Frank: Your argument is incredibly lacking reason, or intellect. Things with substance and mass exist, it can be proven to exist. Things with substance have mass and testability factor. Claims of supernatural have no substance or repeatable testable evidence.
Matt: Stating that my argument is lacking in reason doesn't make it so. I am simply using your position and your actions together to see if they are consistent. You tell me that you don't believe in gods as an atheist, and then you tell me that you defend your lack of belief. How can you defend a lack of belief? What IS a lack of belief? You see, if you defend yourself, you do so because you have a position.  You don't defend non positions.  But since you defend yourself, you must have a position. It makes sense.  I am simply working with the very basics of your position to see if it is consistent with your actions.  I don't think it is.
Frank: You're not paying attention. I already stated that I am not atheist apologist. Such a person does need to defend lack of belief. I have at times defended my position, as a source of amusement.
Matt: I know you said that, but yet you continue to behave like one by defending your position . . . namely, again, what you claim you are not.
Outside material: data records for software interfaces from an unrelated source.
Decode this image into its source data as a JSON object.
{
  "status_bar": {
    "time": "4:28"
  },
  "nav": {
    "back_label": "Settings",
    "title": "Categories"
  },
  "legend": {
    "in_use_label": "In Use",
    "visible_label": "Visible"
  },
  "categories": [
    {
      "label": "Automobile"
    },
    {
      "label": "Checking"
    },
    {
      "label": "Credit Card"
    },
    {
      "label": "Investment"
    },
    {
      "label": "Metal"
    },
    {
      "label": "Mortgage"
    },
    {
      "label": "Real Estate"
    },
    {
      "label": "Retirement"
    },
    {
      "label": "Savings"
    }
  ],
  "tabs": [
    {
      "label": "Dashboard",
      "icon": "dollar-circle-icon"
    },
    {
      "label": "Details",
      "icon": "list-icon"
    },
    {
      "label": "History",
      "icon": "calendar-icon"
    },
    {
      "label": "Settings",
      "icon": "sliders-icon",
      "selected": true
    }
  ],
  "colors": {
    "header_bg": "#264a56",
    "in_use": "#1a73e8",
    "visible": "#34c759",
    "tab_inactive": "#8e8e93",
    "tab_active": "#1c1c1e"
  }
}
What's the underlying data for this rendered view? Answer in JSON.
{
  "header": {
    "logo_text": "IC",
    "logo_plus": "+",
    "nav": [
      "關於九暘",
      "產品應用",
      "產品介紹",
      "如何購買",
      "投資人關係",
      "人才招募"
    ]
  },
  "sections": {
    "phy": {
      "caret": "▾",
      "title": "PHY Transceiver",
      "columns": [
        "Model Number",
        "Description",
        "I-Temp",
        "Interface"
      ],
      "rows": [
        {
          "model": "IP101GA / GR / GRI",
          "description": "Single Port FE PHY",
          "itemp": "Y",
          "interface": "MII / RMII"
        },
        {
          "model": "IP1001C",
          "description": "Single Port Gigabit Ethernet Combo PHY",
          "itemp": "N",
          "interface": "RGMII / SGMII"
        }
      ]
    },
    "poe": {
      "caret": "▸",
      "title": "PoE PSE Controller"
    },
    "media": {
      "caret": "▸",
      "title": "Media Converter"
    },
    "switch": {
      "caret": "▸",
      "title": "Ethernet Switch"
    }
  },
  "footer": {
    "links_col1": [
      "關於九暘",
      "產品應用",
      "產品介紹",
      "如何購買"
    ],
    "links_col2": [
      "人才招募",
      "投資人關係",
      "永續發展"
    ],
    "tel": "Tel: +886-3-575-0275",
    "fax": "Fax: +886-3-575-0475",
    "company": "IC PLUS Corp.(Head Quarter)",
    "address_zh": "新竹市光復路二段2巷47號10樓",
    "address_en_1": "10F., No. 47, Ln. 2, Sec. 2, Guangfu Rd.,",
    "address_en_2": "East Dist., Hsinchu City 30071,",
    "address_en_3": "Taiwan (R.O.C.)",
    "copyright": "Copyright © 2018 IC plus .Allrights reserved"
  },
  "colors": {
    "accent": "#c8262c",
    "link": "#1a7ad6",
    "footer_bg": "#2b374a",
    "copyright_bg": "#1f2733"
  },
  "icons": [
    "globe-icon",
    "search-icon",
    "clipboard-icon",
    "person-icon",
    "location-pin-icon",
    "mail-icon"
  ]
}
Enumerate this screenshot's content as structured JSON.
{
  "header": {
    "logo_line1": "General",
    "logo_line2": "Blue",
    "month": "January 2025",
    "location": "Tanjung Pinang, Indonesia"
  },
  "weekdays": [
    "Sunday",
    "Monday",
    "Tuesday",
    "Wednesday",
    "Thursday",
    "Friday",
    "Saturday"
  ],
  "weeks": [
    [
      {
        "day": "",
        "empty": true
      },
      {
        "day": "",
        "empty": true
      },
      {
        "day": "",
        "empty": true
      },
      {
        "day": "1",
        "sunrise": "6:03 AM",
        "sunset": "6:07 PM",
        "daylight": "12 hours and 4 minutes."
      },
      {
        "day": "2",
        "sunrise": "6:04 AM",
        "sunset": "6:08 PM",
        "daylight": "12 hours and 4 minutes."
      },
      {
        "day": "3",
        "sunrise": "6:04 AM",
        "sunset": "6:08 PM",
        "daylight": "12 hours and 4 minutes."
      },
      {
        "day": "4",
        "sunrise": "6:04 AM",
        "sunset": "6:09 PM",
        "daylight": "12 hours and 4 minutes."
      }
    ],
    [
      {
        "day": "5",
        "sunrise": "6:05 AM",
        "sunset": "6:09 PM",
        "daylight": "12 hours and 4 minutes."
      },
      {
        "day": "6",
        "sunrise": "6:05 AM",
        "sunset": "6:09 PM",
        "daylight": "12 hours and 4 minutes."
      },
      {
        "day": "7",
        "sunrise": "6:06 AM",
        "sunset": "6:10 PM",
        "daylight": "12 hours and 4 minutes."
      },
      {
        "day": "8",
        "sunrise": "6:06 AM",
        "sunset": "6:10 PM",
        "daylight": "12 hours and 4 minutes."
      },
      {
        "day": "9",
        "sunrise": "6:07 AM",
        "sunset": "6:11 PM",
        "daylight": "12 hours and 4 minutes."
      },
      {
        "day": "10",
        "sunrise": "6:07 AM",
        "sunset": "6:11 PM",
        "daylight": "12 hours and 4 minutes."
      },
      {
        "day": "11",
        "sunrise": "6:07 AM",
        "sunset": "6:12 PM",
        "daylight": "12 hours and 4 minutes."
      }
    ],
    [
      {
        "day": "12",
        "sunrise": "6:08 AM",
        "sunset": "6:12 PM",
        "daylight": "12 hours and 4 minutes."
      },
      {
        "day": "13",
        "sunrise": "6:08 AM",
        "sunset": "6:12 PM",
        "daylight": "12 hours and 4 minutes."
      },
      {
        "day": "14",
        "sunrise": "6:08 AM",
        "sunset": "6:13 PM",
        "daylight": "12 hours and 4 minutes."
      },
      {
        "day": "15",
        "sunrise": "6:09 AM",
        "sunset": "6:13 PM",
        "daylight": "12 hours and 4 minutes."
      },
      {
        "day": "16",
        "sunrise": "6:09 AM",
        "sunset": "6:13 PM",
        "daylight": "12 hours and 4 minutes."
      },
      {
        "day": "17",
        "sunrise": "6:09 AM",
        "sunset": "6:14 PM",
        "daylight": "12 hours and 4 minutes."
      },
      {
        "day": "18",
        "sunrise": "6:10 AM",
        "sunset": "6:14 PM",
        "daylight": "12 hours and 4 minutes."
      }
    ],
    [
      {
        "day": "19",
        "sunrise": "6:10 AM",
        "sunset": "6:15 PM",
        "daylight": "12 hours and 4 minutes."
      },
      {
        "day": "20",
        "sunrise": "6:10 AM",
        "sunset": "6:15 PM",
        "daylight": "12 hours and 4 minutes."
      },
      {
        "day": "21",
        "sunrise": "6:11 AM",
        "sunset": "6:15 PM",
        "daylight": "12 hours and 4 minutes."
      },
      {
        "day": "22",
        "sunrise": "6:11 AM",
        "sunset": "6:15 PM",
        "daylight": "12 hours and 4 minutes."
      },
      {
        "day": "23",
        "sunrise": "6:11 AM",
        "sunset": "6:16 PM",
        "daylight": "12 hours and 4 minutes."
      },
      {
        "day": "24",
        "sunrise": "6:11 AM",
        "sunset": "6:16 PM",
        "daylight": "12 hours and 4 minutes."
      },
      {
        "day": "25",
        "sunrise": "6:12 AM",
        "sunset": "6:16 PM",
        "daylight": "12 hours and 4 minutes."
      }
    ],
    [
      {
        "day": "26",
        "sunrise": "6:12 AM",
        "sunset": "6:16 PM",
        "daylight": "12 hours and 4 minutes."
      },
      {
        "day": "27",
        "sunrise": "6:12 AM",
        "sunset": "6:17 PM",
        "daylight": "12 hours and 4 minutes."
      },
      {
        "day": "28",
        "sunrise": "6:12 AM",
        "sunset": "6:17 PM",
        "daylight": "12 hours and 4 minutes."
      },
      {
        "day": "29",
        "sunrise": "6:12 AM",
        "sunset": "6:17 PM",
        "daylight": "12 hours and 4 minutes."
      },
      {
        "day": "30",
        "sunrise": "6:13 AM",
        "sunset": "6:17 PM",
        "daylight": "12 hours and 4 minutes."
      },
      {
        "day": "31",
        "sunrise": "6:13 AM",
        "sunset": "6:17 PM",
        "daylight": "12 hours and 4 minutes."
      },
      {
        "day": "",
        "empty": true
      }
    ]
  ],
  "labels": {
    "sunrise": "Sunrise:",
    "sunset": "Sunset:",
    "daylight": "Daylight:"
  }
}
Very interesting.
Frank: Do you know what the art of conversation means? You ask me a question, I answer you. I merely answered your question with intellectual honesty. If you do not want me to answer, or you do not require intellectual honesty, I can do both for you.
Matt: Thanks for the conversation. I was merely trying to point out your inconsistency in your atheism position and actions. That's all.
Matt: Any last comments?
Frank: Having non-belief is not inconsistent. Not believing in supernatural claims or extraordinary entities is consistent with logic.
Matt: Having nonbeliefs and behaving that you have a belief by defending your position is the reality of your action. That is not consistent with having no belief about something. Also, it is very debatable about how logical it might or might not be to believe or not believe in the extraordinary. The whole topic is open to discussion.

 

Our conversation ended there.

My point in the conversation was to demonstrate what I think is an inconsistency between his belief and his actions.  I don't know how solid my argument really is, but I think it has value in causing the atheist to think.

 

 

 

 
 
CARM ison